24 may. 2011

Evolutionary Change

Now that we've established common descent we have admitted the principle of change. The ancestor of the dog and horse had to change, somehow, into a dog and horse. Common descent implies that species are not locked in to a single pattern throughout the biological time-line.

The next thing that is fairly intuitive is that change has happened. Modern mammals didn't exist during the vast swaths of time when there were dinosaurs. It is obvious that there has been change (i.e. evolution) because of the fossil record itself. Species are born and die just like individuals.

But how does it happen? First of all, descent implies generations, the "long bead chain of repeated birth," in the words of Robert Frost. If individuals just stayed around forever and never reproduced, you couldn't have change. Secondly, you need a certain variability within a single generation, a single population. If every individual were the genetic clone of every other one, you wouldn't have much to work with. What's not intuitive here to the layman is how this mutability can produce such wide variation.

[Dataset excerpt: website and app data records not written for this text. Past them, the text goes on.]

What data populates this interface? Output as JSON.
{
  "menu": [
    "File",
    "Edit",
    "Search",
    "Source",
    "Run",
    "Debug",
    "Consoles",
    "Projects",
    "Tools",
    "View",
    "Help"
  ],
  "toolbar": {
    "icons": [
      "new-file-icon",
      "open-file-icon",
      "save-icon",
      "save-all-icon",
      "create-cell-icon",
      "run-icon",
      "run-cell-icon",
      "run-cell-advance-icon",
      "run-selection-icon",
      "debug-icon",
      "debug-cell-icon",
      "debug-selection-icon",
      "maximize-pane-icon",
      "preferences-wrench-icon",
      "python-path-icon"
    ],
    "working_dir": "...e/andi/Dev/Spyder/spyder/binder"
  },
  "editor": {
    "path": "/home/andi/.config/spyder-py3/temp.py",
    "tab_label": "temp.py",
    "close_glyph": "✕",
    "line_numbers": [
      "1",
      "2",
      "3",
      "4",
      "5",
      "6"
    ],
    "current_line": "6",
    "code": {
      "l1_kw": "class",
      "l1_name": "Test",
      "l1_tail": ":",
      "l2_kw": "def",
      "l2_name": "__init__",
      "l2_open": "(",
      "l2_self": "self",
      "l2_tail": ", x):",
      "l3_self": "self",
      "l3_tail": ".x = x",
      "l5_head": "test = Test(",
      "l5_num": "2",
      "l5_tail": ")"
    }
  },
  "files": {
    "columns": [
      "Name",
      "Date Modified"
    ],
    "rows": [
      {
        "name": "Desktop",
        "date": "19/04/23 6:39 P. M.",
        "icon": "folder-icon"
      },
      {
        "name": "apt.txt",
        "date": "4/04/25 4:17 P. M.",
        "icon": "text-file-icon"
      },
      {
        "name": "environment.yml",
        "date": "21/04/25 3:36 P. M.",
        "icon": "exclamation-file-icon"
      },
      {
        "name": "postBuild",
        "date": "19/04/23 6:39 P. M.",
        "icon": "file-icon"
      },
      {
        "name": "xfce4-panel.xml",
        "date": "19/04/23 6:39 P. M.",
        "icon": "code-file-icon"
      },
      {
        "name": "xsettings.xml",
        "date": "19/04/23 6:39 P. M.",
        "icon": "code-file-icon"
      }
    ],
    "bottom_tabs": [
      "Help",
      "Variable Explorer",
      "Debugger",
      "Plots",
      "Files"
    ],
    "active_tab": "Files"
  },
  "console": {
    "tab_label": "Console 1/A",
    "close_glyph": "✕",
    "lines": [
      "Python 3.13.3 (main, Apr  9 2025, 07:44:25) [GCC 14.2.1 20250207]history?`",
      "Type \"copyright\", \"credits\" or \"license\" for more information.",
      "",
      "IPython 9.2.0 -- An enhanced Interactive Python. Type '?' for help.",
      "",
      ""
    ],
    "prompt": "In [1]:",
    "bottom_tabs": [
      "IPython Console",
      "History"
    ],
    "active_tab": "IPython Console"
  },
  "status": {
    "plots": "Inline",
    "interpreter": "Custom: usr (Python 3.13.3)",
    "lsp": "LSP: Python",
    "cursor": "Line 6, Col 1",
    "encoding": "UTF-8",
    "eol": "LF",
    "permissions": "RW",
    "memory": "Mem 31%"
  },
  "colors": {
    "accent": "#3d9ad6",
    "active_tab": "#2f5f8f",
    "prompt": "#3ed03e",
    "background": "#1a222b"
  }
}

Even creationists admit biological variability and small changes, after all. They know that dog breeders have produced breeds of dogs with traits different from other dogs. They just won't accept larger changes. They still believe that species are essentially locked into an immutable pattern. They can't accept that a dog and a wolf are related, or a wolf and a sabre-tooth tiger, and so on up the chain. They will tell you, sure, micro-evoluation exists, but not macro.

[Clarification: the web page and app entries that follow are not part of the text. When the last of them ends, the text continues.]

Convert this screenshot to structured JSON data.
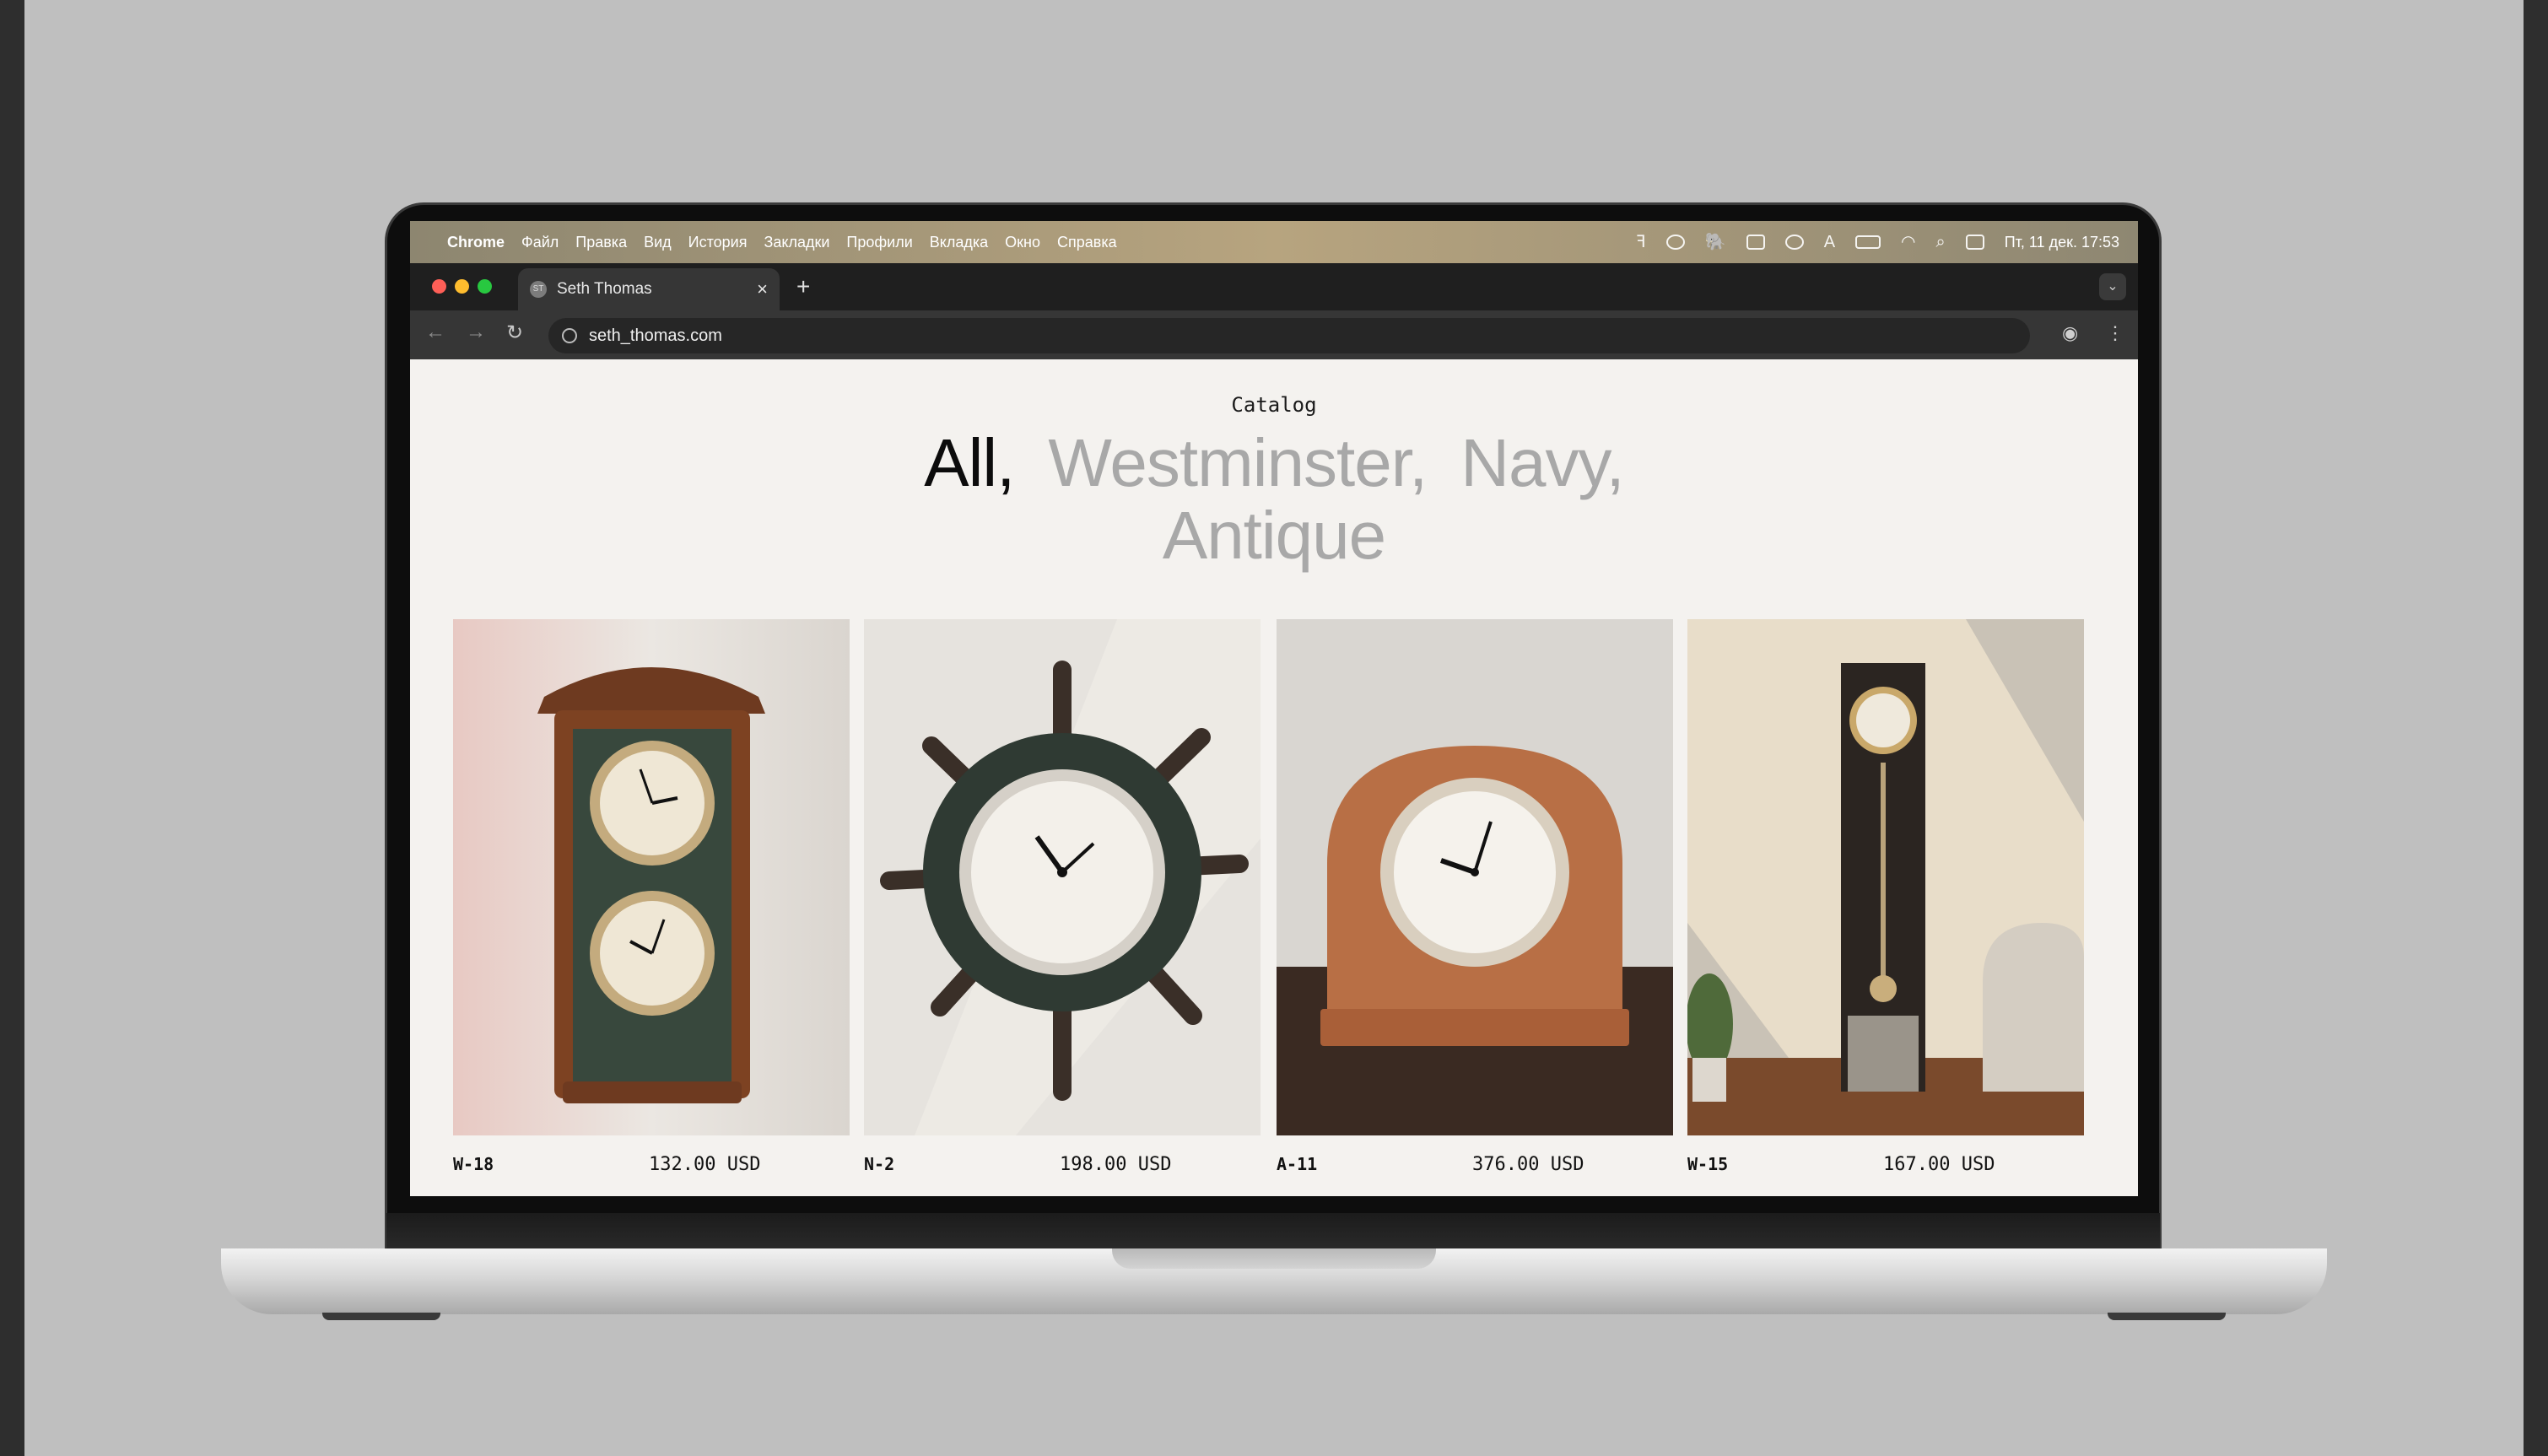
{
  "menubar": {
    "app": "Chrome",
    "items": [
      "Файл",
      "Правка",
      "Вид",
      "История",
      "Закладки",
      "Профили",
      "Вкладка",
      "Окно",
      "Справка"
    ],
    "clock": "Пт, 11 дек.  17:53"
  },
  "browser": {
    "tab_title": "Seth Thomas",
    "url": "seth_thomas.com"
  },
  "page": {
    "heading": "Catalog",
    "filters": [
      {
        "label": "All,",
        "active": true
      },
      {
        "label": "Westminster,",
        "active": false
      },
      {
        "label": "Navy,",
        "active": false
      },
      {
        "label": "Antique",
        "active": false
      }
    ],
    "products": [
      {
        "name": "W-18",
        "price": "132.00 USD",
        "image": "double-dial-wall-clock"
      },
      {
        "name": "N-2",
        "price": "198.00 USD",
        "image": "ship-wheel-clock"
      },
      {
        "name": "A-11",
        "price": "376.00 USD",
        "image": "mantel-clock"
      },
      {
        "name": "W-15",
        "price": "167.00 USD",
        "image": "pendulum-floor-clock"
      }
    ]
  },
  "colors": {
    "page_bg": "#f4f2ef",
    "filter_active": "#0c0c0c",
    "filter_inactive": "#a8a8a8"
  }
}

But once you get someone to admit a wolf is related to a dog, once you admit that species arose or became extinct, then it's hard to draw a line saying that biological change has a fixed barrier at the level of species. It would be like saying Spanish can change, can have dialects and regional differentiations, but it will never actually change into a completely different language.

The next logical step might be to look at mechanisms of change: selection, adaptation, and the so-called "survival of the fittest."

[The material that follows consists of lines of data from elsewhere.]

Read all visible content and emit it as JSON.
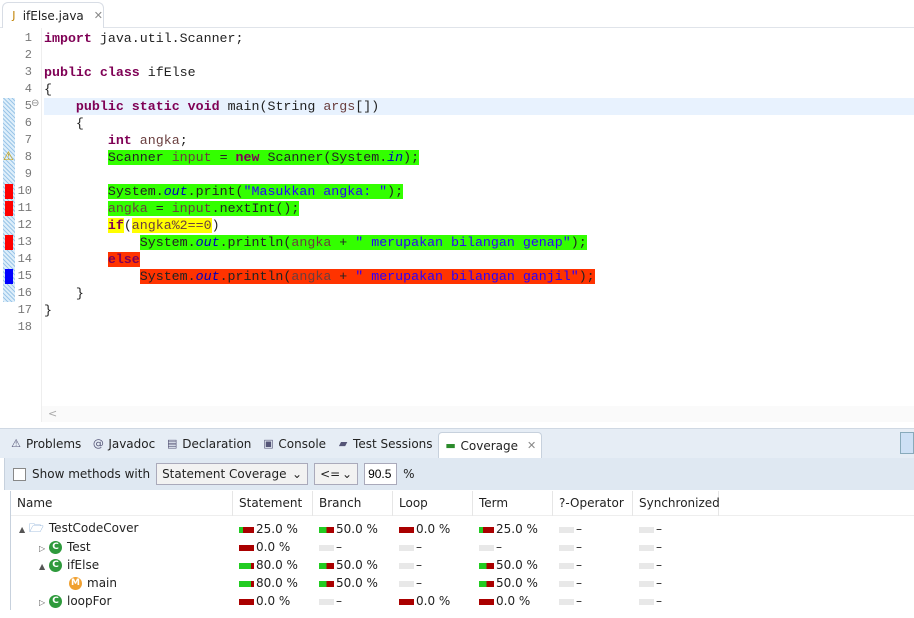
{
  "editor": {
    "tab_label": "ifElse.java",
    "lines": [
      {
        "n": "1",
        "segs": [
          {
            "t": "import",
            "c": "kw"
          },
          {
            "t": " java.util.Scanner;"
          }
        ]
      },
      {
        "n": "2",
        "segs": []
      },
      {
        "n": "3",
        "segs": [
          {
            "t": "public",
            "c": "kw"
          },
          {
            "t": " "
          },
          {
            "t": "class",
            "c": "kw"
          },
          {
            "t": " ifElse"
          }
        ]
      },
      {
        "n": "4",
        "segs": [
          {
            "t": "{"
          }
        ]
      },
      {
        "n": "5",
        "cur": true,
        "hatch": true,
        "fold": true,
        "segs": [
          {
            "t": "    "
          },
          {
            "t": "public",
            "c": "kw"
          },
          {
            "t": " "
          },
          {
            "t": "static",
            "c": "kw"
          },
          {
            "t": " "
          },
          {
            "t": "void",
            "c": "kw"
          },
          {
            "t": " main(String "
          },
          {
            "t": "args",
            "c": "var"
          },
          {
            "t": "[])"
          }
        ]
      },
      {
        "n": "6",
        "hatch": true,
        "segs": [
          {
            "t": "    {"
          }
        ]
      },
      {
        "n": "7",
        "hatch": true,
        "segs": [
          {
            "t": "        "
          },
          {
            "t": "int",
            "c": "kw"
          },
          {
            "t": " "
          },
          {
            "t": "angka",
            "c": "var"
          },
          {
            "t": ";"
          }
        ]
      },
      {
        "n": "8",
        "hatch": true,
        "warn": true,
        "segs": [
          {
            "t": "        "
          },
          {
            "t": "Scanner ",
            "bg": "#33ff00"
          },
          {
            "t": "input",
            "c": "var",
            "bg": "#33ff00"
          },
          {
            "t": " = ",
            "bg": "#33ff00"
          },
          {
            "t": "new",
            "c": "kw",
            "bg": "#33ff00"
          },
          {
            "t": " Scanner(System.",
            "bg": "#33ff00"
          },
          {
            "t": "in",
            "c": "fld",
            "bg": "#33ff00"
          },
          {
            "t": ");",
            "bg": "#33ff00"
          }
        ]
      },
      {
        "n": "9",
        "hatch": true,
        "segs": []
      },
      {
        "n": "10",
        "mark": "#ff0000",
        "segs": [
          {
            "t": "        "
          },
          {
            "t": "System.",
            "bg": "#33ff00"
          },
          {
            "t": "out",
            "c": "fld",
            "bg": "#33ff00"
          },
          {
            "t": ".print(",
            "bg": "#33ff00"
          },
          {
            "t": "\"Masukkan angka: \"",
            "c": "str",
            "bg": "#33ff00"
          },
          {
            "t": ");",
            "bg": "#33ff00"
          }
        ]
      },
      {
        "n": "11",
        "mark": "#ff0000",
        "segs": [
          {
            "t": "        "
          },
          {
            "t": "angka",
            "c": "var",
            "bg": "#33ff00"
          },
          {
            "t": " = ",
            "bg": "#33ff00"
          },
          {
            "t": "input",
            "c": "var",
            "bg": "#33ff00"
          },
          {
            "t": ".nextInt();",
            "bg": "#33ff00"
          }
        ]
      },
      {
        "n": "12",
        "hatch": true,
        "segs": [
          {
            "t": "        "
          },
          {
            "t": "if",
            "c": "kw",
            "bg": "#ffff00"
          },
          {
            "t": "("
          },
          {
            "t": "angka%2==0",
            "c": "var",
            "bg": "#ffff00"
          },
          {
            "t": ")"
          }
        ]
      },
      {
        "n": "13",
        "mark": "#ff0000",
        "segs": [
          {
            "t": "            "
          },
          {
            "t": "System.",
            "bg": "#33ff00"
          },
          {
            "t": "out",
            "c": "fld",
            "bg": "#33ff00"
          },
          {
            "t": ".println(",
            "bg": "#33ff00"
          },
          {
            "t": "angka",
            "c": "var",
            "bg": "#33ff00"
          },
          {
            "t": " + ",
            "bg": "#33ff00"
          },
          {
            "t": "\" merupakan bilangan genap\"",
            "c": "str",
            "bg": "#33ff00"
          },
          {
            "t": ");",
            "bg": "#33ff00"
          }
        ]
      },
      {
        "n": "14",
        "hatch": true,
        "segs": [
          {
            "t": "        "
          },
          {
            "t": "else",
            "c": "kw",
            "bg": "#ff3300"
          }
        ]
      },
      {
        "n": "15",
        "mark": "#0000ff",
        "segs": [
          {
            "t": "            "
          },
          {
            "t": "System.",
            "bg": "#ff3300"
          },
          {
            "t": "out",
            "c": "fld",
            "bg": "#ff3300"
          },
          {
            "t": ".println(",
            "bg": "#ff3300"
          },
          {
            "t": "angka",
            "c": "var",
            "bg": "#ff3300"
          },
          {
            "t": " + ",
            "bg": "#ff3300"
          },
          {
            "t": "\" merupakan bilangan ganjil\"",
            "c": "str",
            "bg": "#ff3300"
          },
          {
            "t": ");",
            "bg": "#ff3300"
          }
        ]
      },
      {
        "n": "16",
        "hatch": true,
        "segs": [
          {
            "t": "    }"
          }
        ]
      },
      {
        "n": "17",
        "segs": [
          {
            "t": "}"
          }
        ]
      },
      {
        "n": "18",
        "segs": []
      }
    ],
    "hscroll_arrow": "<"
  },
  "panel": {
    "tabs": [
      {
        "label": "Problems",
        "icon": "problems-icon",
        "glyph": "⚠"
      },
      {
        "label": "Javadoc",
        "icon": "at-icon",
        "glyph": "@"
      },
      {
        "label": "Declaration",
        "icon": "declaration-icon",
        "glyph": "▤"
      },
      {
        "label": "Console",
        "icon": "console-icon",
        "glyph": "▣"
      },
      {
        "label": "Test Sessions",
        "icon": "test-sessions-icon",
        "glyph": "▰"
      },
      {
        "label": "Coverage",
        "icon": "coverage-icon",
        "glyph": "▬",
        "active": true
      }
    ],
    "toolbar": {
      "show_methods_label": "Show methods with",
      "criterion": "Statement Coverage",
      "operator": "<=",
      "threshold": "90.5",
      "percent": "%"
    },
    "columns": [
      "Name",
      "Statement",
      "Branch",
      "Loop",
      "Term",
      "?-Operator",
      "Synchronized"
    ],
    "rows": [
      {
        "name": "TestCodeCover",
        "kind": "folder",
        "depth": 0,
        "twisty": "▲",
        "cells": [
          [
            "25.0 %",
            0.25
          ],
          [
            "50.0 %",
            0.5
          ],
          [
            "0.0 %",
            0
          ],
          [
            "25.0 %",
            0.25
          ],
          [
            "–",
            null
          ],
          [
            "–",
            null
          ]
        ]
      },
      {
        "name": "Test",
        "kind": "class",
        "depth": 1,
        "twisty": "▷",
        "cells": [
          [
            "0.0 %",
            0
          ],
          [
            "–",
            null
          ],
          [
            "–",
            null
          ],
          [
            "–",
            null
          ],
          [
            "–",
            null
          ],
          [
            "–",
            null
          ]
        ]
      },
      {
        "name": "ifElse",
        "kind": "class",
        "depth": 1,
        "twisty": "▲",
        "cells": [
          [
            "80.0 %",
            0.8
          ],
          [
            "50.0 %",
            0.5
          ],
          [
            "–",
            null
          ],
          [
            "50.0 %",
            0.5
          ],
          [
            "–",
            null
          ],
          [
            "–",
            null
          ]
        ]
      },
      {
        "name": "main",
        "kind": "method",
        "depth": 2,
        "twisty": "",
        "cells": [
          [
            "80.0 %",
            0.8
          ],
          [
            "50.0 %",
            0.5
          ],
          [
            "–",
            null
          ],
          [
            "50.0 %",
            0.5
          ],
          [
            "–",
            null
          ],
          [
            "–",
            null
          ]
        ]
      },
      {
        "name": "loopFor",
        "kind": "class",
        "depth": 1,
        "twisty": "▷",
        "cells": [
          [
            "0.0 %",
            0
          ],
          [
            "–",
            null
          ],
          [
            "0.0 %",
            0
          ],
          [
            "0.0 %",
            0
          ],
          [
            "–",
            null
          ],
          [
            "–",
            null
          ]
        ]
      }
    ]
  },
  "colors": {
    "covered": "#22cc22",
    "uncovered": "#aa0000",
    "na": "#e8e8e8"
  }
}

(Once again, I'm trying to reason all this out just with my extremely limited knowledge. I think people confuse themselves by knowing too much and ignore the intuitive simplicity of some of this. Also, though, I'm trying to understand why evolution is counterintuitive to people who don't readily accept it.)

3 comentarios:

Sarang dijo...

The point at which this story becomes hard to believe is that these modifications actually lead to each species being adapted to its environment. The story is something like: individuals with favorable mutations (favorable as in better-adapted) produce more surviving offspring; therefore over time an initially rare mutation becomes increasingly common, etc. This seems fanciful, because there is no intuitive reason to believe in a large reproductive edge for a slightly favorable trait, and is different from the idea that if you deliberately only let individuals with the desired traits have offspring they will eventually take over. A lot of good scientific ideas seem absurd, but this is precisely why they're hard for lay readers to believe.

(It is sometimes claimed that the fittest are precisely those who survive; this dodge has the unsatisfactory consequence of making the "theory" a tautology: if "fitness" is not a predictable trait the theory has no explanatory power, it would be just as consistent with an entirely different set of traits having evolved. But of course the naive version of the theory -- the fittest, in some easily predetermined sense, survive -- is incorrect. The truth is somewhere in between...)

Andrew Shields dijo...

Dawkins makes the interesting point (in his "Greatest Show on Earth", though surely elsewhere as well) that every organism has always been in the same species as its father/mother (or other type of parent, for other types of reproduction), but that as you go back far enough from a particular living organism today, eventually there is an ancestor with whom that given organism would not be able to reproduce.

Barry dijo...

"This seems fanciful, because there is no intuitive reason to believe in a large reproductive edge for a slightly favorable trait, ..."

It doesn't have to be large, and having a slightly favorable trait doesn't mean that that organism will reproduce. It's playing the odds, over deep time.